Gun control? Not a chance. Minimum wage? No way. Tax policy? Not in my lifetime. This is about bathrooms, but not about transgender rights, or parity for male and female restrooms, or even the size of facilities on airplanes. Each of those is too thorny a problem to resolve by mere reasonable discussion. Rather, we're talking toilet seats.
To be very specific, we're talking Japanese toilet seats. The country that gave us such leading-edge technologies as the Walkman, the Game Boy and instant ramen noodles didn't stop at the bathroom door. Not content with upgrading their traditional squat models to western fixtures, they did what Sony and Nintendo and Nissin Foods have done time and again: take something that we think we have a handle on, and improve upon it in ways we never thought possible or that we even needed. Or to paraphrase "Field of Dreams," if you build a toilet that raises the lid with the push of a button, they will come.
That's just one of the tricks they've been able to teach the old dog. Along with raising the lid you can also raise the seat. There are often buttons for both large and small flush, a water saving approach you see more and more of around the world. And since it's a country with a limited amount of room, it's not uncommon to find a bidet feature built in, with both front and rear warm water sprays. Some even have a warm air drying function, making the full-function models a Porsche for your derriere.
There's just one problem. While 76% of Japanese homes have some variation on the, uh, well, all-in toilet, it's not something with which many westerners are familiar or comfortable. Add in the country's overall push to make itself friendlier for the 2020 Olympic Games, which will bring millions of visitors and associated loo visits, and you have a situation where (to beat the Porsche analogy senseless) there will be millions of student drivers sitting in the driver's seat and stepping on the gas when they should be hitting the brake. Mind you, if it WERE a car, the worse you could do is kill yourself. The horrors of a toilet seat accident are too horrible to contemplate.

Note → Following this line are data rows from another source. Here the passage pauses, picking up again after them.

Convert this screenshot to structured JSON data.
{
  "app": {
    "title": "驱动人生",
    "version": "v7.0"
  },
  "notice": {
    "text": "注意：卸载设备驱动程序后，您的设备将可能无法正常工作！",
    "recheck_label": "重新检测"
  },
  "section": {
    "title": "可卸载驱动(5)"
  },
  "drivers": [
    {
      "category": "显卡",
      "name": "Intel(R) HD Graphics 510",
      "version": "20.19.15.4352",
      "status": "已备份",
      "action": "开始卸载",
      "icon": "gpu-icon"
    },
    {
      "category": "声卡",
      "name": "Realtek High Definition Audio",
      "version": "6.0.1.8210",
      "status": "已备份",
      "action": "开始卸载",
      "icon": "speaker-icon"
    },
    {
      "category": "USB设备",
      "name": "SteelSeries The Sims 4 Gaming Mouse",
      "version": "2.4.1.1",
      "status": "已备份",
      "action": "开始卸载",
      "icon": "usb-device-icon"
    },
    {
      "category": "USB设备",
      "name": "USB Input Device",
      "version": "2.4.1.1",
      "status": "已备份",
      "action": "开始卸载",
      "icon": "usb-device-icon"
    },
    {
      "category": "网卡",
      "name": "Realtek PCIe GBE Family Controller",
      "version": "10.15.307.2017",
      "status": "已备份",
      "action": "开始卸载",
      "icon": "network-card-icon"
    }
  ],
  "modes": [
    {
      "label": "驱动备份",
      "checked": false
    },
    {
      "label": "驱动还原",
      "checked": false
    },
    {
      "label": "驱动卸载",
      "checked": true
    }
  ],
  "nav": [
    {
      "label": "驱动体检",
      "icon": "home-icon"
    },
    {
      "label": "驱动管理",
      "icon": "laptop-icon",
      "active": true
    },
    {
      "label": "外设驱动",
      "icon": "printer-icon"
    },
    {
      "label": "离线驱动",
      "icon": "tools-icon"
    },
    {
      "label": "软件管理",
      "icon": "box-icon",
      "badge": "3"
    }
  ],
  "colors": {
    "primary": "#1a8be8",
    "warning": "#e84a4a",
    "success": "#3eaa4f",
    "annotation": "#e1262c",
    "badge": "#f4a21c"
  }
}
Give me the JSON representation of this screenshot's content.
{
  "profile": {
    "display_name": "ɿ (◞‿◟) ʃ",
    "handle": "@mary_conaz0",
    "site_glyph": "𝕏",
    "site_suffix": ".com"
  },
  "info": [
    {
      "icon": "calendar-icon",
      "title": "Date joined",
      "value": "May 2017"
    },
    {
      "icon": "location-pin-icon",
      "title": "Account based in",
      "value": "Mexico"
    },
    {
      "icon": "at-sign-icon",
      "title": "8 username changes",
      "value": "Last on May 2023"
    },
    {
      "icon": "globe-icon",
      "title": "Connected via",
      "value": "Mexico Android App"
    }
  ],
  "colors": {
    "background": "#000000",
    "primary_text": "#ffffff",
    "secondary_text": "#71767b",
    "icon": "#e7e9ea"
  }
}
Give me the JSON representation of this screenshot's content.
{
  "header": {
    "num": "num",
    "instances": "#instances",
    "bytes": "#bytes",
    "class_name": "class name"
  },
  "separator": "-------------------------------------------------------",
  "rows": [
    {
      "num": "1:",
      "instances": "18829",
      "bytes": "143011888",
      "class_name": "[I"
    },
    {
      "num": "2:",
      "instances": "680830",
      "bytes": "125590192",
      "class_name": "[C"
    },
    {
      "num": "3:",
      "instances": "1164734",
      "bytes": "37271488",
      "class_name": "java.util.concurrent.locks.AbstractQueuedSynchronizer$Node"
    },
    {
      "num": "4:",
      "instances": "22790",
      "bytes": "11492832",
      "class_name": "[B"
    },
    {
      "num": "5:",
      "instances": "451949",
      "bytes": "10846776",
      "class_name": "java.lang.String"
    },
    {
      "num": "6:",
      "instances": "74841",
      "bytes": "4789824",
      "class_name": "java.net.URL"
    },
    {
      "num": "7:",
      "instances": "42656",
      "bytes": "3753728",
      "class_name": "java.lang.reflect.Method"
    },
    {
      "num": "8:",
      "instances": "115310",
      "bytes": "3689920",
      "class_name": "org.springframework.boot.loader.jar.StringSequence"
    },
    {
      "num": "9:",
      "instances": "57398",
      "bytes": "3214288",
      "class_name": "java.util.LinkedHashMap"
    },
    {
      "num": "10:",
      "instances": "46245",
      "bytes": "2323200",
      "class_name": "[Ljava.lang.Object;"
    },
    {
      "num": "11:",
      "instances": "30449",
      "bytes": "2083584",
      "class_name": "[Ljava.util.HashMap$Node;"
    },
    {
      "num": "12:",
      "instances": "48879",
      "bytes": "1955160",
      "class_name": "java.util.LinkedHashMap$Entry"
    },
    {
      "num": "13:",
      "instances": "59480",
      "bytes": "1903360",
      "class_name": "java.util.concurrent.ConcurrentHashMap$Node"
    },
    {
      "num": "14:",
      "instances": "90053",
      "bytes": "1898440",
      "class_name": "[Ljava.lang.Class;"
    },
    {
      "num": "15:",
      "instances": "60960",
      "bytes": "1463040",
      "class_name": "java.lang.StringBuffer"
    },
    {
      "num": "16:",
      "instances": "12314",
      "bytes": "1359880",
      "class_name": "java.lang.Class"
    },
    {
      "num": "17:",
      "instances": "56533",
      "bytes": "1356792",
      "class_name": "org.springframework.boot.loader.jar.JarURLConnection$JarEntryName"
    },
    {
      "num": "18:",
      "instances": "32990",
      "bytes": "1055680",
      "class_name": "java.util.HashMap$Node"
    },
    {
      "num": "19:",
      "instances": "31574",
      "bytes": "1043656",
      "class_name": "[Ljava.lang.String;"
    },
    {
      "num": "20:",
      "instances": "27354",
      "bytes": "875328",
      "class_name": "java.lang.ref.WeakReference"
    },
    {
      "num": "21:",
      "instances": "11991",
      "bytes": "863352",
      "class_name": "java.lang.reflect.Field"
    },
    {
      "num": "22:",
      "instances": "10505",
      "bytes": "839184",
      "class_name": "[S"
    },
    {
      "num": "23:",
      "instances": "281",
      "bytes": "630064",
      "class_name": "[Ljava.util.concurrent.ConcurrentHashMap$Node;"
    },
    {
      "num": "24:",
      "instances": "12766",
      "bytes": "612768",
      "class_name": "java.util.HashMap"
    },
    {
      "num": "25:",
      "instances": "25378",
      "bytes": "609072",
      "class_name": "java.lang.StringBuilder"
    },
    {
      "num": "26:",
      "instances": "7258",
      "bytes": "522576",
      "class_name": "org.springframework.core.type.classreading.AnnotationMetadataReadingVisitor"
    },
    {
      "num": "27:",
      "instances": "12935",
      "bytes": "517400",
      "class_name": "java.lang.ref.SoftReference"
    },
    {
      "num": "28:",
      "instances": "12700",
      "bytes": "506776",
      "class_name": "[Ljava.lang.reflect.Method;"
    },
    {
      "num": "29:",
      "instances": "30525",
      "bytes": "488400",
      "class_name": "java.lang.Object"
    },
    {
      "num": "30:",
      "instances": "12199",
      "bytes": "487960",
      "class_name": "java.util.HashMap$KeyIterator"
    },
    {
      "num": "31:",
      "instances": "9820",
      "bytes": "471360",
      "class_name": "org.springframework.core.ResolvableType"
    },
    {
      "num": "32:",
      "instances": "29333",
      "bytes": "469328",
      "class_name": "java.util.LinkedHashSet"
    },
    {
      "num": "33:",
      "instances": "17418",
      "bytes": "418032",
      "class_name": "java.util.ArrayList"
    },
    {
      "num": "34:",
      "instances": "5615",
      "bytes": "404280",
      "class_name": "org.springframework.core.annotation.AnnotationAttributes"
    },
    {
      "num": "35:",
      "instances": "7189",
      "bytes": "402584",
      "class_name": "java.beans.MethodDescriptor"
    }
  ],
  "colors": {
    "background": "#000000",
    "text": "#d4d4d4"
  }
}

And it's not just theory. According to a 2014 survey "I did not know how to use a Japanese-style toilet" and "I did not understand the role of various operation buttons" were the top complaints by tourists, clocking in at over 25% of all the responses. Additionally, "I pressed the emergency button" was cited by nearly 9% of foreign visitors. That said, there is no "emergency" button, though it's easy to see how someone could panic when sitting in a small stall in a strange country with your pants around your ankles when warm water suddenly squirts on your butt.
So market leaders Toto, Panasonic and Toshiba got together with the other companies that make up the Japan Sanitary Equipment Industry Association, and hammered out a standardized set of eight pictographs for all toilets. Think Ikea type directions for when you need to do your business. Now even confused Americans will be able to discern the proper buttons to push when they need to flush big time, as well as hopefully avoiding closing the lid when they think they are cleansing their posterior. It might not merit a Gold medal, but will go a long way towards making Japan the Miss Congeniality of the games.
While the unified signs will be used for all new toilets sold starting in April, and retrofit packages will be available for existing installations, the Japanese have grander aspirations. Said Madoka Kitamura, head of the industry group and president of Toto, the world's largest manufacturer of toilets, "We hope to welcome foreign tourists with clean toilets and spread them to the world." In other words: Japanese Toilet Seats First.
Uh oh: I think I see a potential problem here.
Marc Wollin of Bedford wonders about the potential for hacking the bathroom. His column appears regularly in The Record-Review, The Scarsdale Inquirer and online at http://www.glancingaskance.blogspot.com/, as well as via Facebook, LinkedIn and Twitter.